Pritzker Prize-winning architect Frank Gehry will receive the third annual J. Paul Getty Medal Saturday at a gala dinner at the Getty Center.
“There have been very few individuals in all of history who have changed the course of architecture, and Frank is one of them,” J. Paul Getty Trust President and CEO James Cuno said in May when the honor was announced. “He effectively reinvented architecture with his use of new technologies in the design of beautiful and iconic buildings. And architecture will never be the same as a result.”
During more than five decades of work, Gehry’s architectural career produced iconic buildings in North America, Europe and Asia, and earned him awards in the field, including the Pritzker Architecture Prize, perhaps architecture’s premier accolade.
Other honors include the National Medal of Arts, Ordre National de Legion d’honneur Commandeur from the French government, Golden Lion Lifetime Achievement Award at the Venice Biennale and others.
“Given his contributions to architecture, and the Getty’s extensive research and collections in Los Angeles art and architecture at the mid-century and beyond, and the commitment of the Getty Conservation Institute, the Getty Foundation, and the Getty Research Institute to the conservation and study of modern architecture, it is fitting that we present Frank with our highest honor,” Cuno said.
Among Gehry’s most notable buildings are the Guggenheim Museum in Bilbao, Spain; the Walt Disney Concert Hall in Los Angeles; the Jay Pritzker Pavilion and BP Bridge in Chicago; Eight Spruce Street Residential Tower in New York City; and Foundation Louis Vuitton in Paris.
In all, Gehry’s buildings have received more than 100 national and regional AIA awards.
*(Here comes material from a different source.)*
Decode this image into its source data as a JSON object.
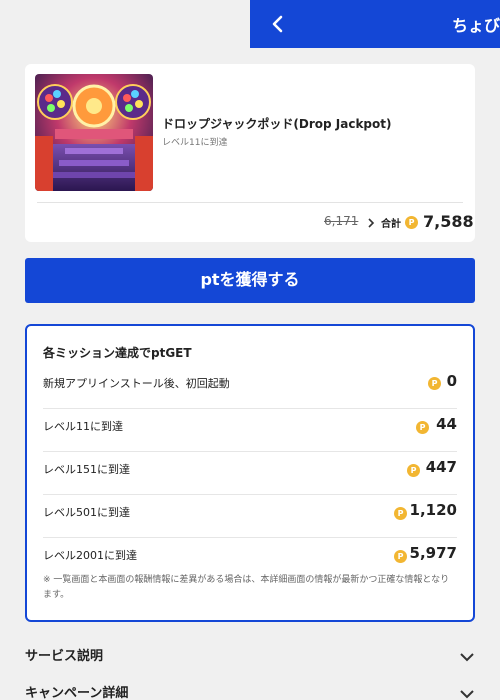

In 2010, Vanity Fair conducted a survey of architects to determine the most important building of the last 30 years and named Gehry’s Bilbao museum the winner.
Raised in Toronto, Canada, Gehry moved with his family to Los Angeles in 1947. He received his bachelor’s degree from USC in 1954 and studied city planning at the Harvard University Graduate School of Design. He founded Gehry Partners LLP in Los Angeles in 1962, an architectural firm that developed extensive international experience in the design and construction of academic, museum, theater, performance and commercial projects.
“Frank holds a special place in his art for the work of contemporary artists,” Cuno said. “He was a central figure in the contemporary art world in Los Angeles in the 1960s and 1970s, working closely with Billy Al Bengston, Larry Bell, John Altoon, Bob Irwin, Ed Moses, Ed Ruscha and Ken Price.”